Is a university a research institute with students, or and educational institution with research around the edges – or something in between? To whom does the university answer – the trustees? Th
In these days of economic insecurity, it's not surprising that students thinking of majoring in philosophy have difficulty convincing their family and friends. A new website, created by professor of philosophy Jack Russell Weinstein, titled "Philosophy is a Great Major" tries to work around this by pitching the philosophy major as actually a great way to make money. The website touts Peter Thiel, a former philosophy major at Stanford, as a "philosopher king of Silicon Valley." According to the website, "Philosophy is economic stability. Philosophy is freedom."

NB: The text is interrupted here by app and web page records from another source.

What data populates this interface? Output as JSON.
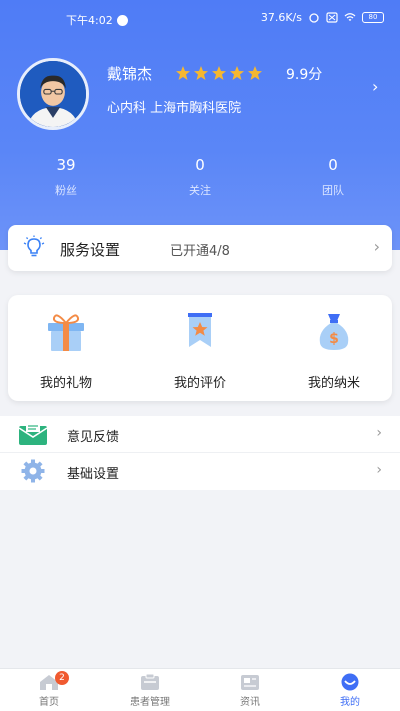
{
  "status_bar": {
    "time": "下午4:02",
    "network": "37.6K/s",
    "battery": "80"
  },
  "profile": {
    "name": "戴锦杰",
    "rating_stars": 5,
    "score": "9.9分",
    "department": "心内科 上海市胸科医院"
  },
  "stats": [
    {
      "value": "39",
      "label": "粉丝"
    },
    {
      "value": "0",
      "label": "关注"
    },
    {
      "value": "0",
      "label": "团队"
    }
  ],
  "service": {
    "title": "服务设置",
    "status": "已开通4/8"
  },
  "quick_actions": [
    {
      "label": "我的礼物",
      "icon": "gift-icon"
    },
    {
      "label": "我的评价",
      "icon": "review-bookmark-icon"
    },
    {
      "label": "我的纳米",
      "icon": "money-bag-icon"
    }
  ],
  "menu": [
    {
      "label": "意见反馈",
      "icon": "feedback-envelope-icon"
    },
    {
      "label": "基础设置",
      "icon": "gear-icon"
    }
  ],
  "tabs": [
    {
      "label": "首页",
      "badge": "2",
      "icon": "home-icon"
    },
    {
      "label": "患者管理",
      "icon": "patients-icon"
    },
    {
      "label": "资讯",
      "icon": "news-icon"
    },
    {
      "label": "我的",
      "icon": "profile-icon",
      "active": true
    }
  ],
  "colors": {
    "accent": "#3f6ef5",
    "header": "#5a86f7",
    "star": "#f5b731",
    "badge": "#f05a30"
  }
}
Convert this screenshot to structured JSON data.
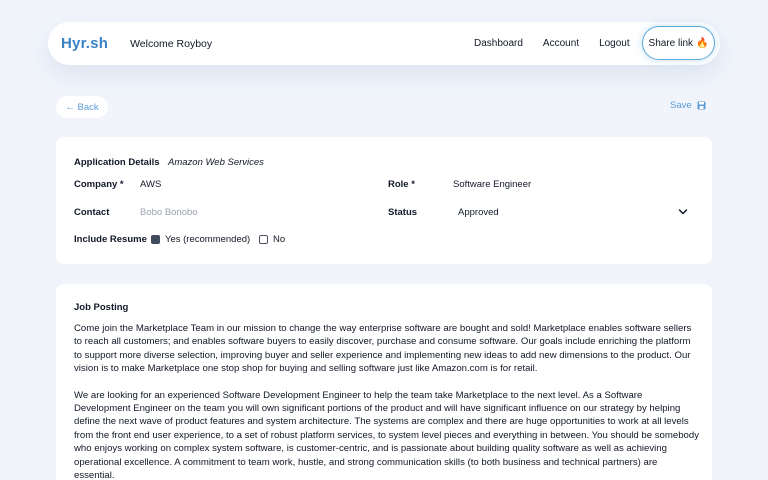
{
  "header": {
    "logo": "Hyr.sh",
    "welcome": "Welcome Royboy",
    "nav": [
      "Dashboard",
      "Account",
      "Logout"
    ],
    "share_label": "Share link"
  },
  "toolbar": {
    "back_label": "← Back",
    "save_label": "Save"
  },
  "application": {
    "section_label": "Application Details",
    "company_name": "Amazon Web Services",
    "company_label": "Company *",
    "company_value": "AWS",
    "role_label": "Role *",
    "role_value": "Software Engineer",
    "contact_label": "Contact",
    "contact_placeholder": "Bobo Bonobo",
    "status_label": "Status",
    "status_value": "Approved",
    "resume_label": "Include Resume",
    "resume_yes": "Yes (recommended)",
    "resume_no": "No"
  },
  "job": {
    "title": "Job Posting",
    "paragraphs": [
      "Come join the Marketplace Team in our mission to change the way enterprise software are bought and sold! Marketplace enables software sellers to reach all customers; and enables software buyers to easily discover, purchase and consume software. Our goals include enriching the platform to support more diverse selection, improving buyer and seller experience and implementing new ideas to add new dimensions to the product. Our vision is to make Marketplace one stop shop for buying and selling software just like Amazon.com is for retail.",
      "We are looking for an experienced Software Development Engineer to help the team take Marketplace to the next level. As a Software Development Engineer on the team you will own significant portions of the product and will have significant influence on our strategy by helping define the next wave of product features and system architecture. The systems are complex and there are huge opportunities to work at all levels from the front end user experience, to a set of robust platform services, to system level pieces and everything in between. You should be somebody who enjoys working on complex system software, is customer-centric, and is passionate about building quality software as well as achieving operational excellence. A commitment to team work, hustle, and strong communication skills (to both business and technical partners) are essential."
    ]
  },
  "colors": {
    "accent": "#5b9bd5",
    "brand": "#3b82c4"
  }
}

But isn't there something lost in pursuing a philosophical education for monetary gain? No one of course should be against philosophy majors making a decent living, but in trying to cater to those people who ask whether you're practicing the line "do you want fries with that?" do we lose sight of the value of a doing philosophy for its own sake? If this tactic of selling philosophy as something to be instrumentalized toward getting rich works, I suppose it will help to convince some people to more seriously consider philosophy when they wouldn't have otherwise. But at the same time, we would do well to reserve this pitch to the unconvinced around us, while firmly remaining authentically philosophically interested for those of us who need no convincing—monetary or otherwise. Instead of pitching it as a good sell, why not pitch it as something essential to democratic citizenry? Or a deeper appreciation for the arts? The list goes on...
Check out the website here: https://philosophyisagreatmajor.com/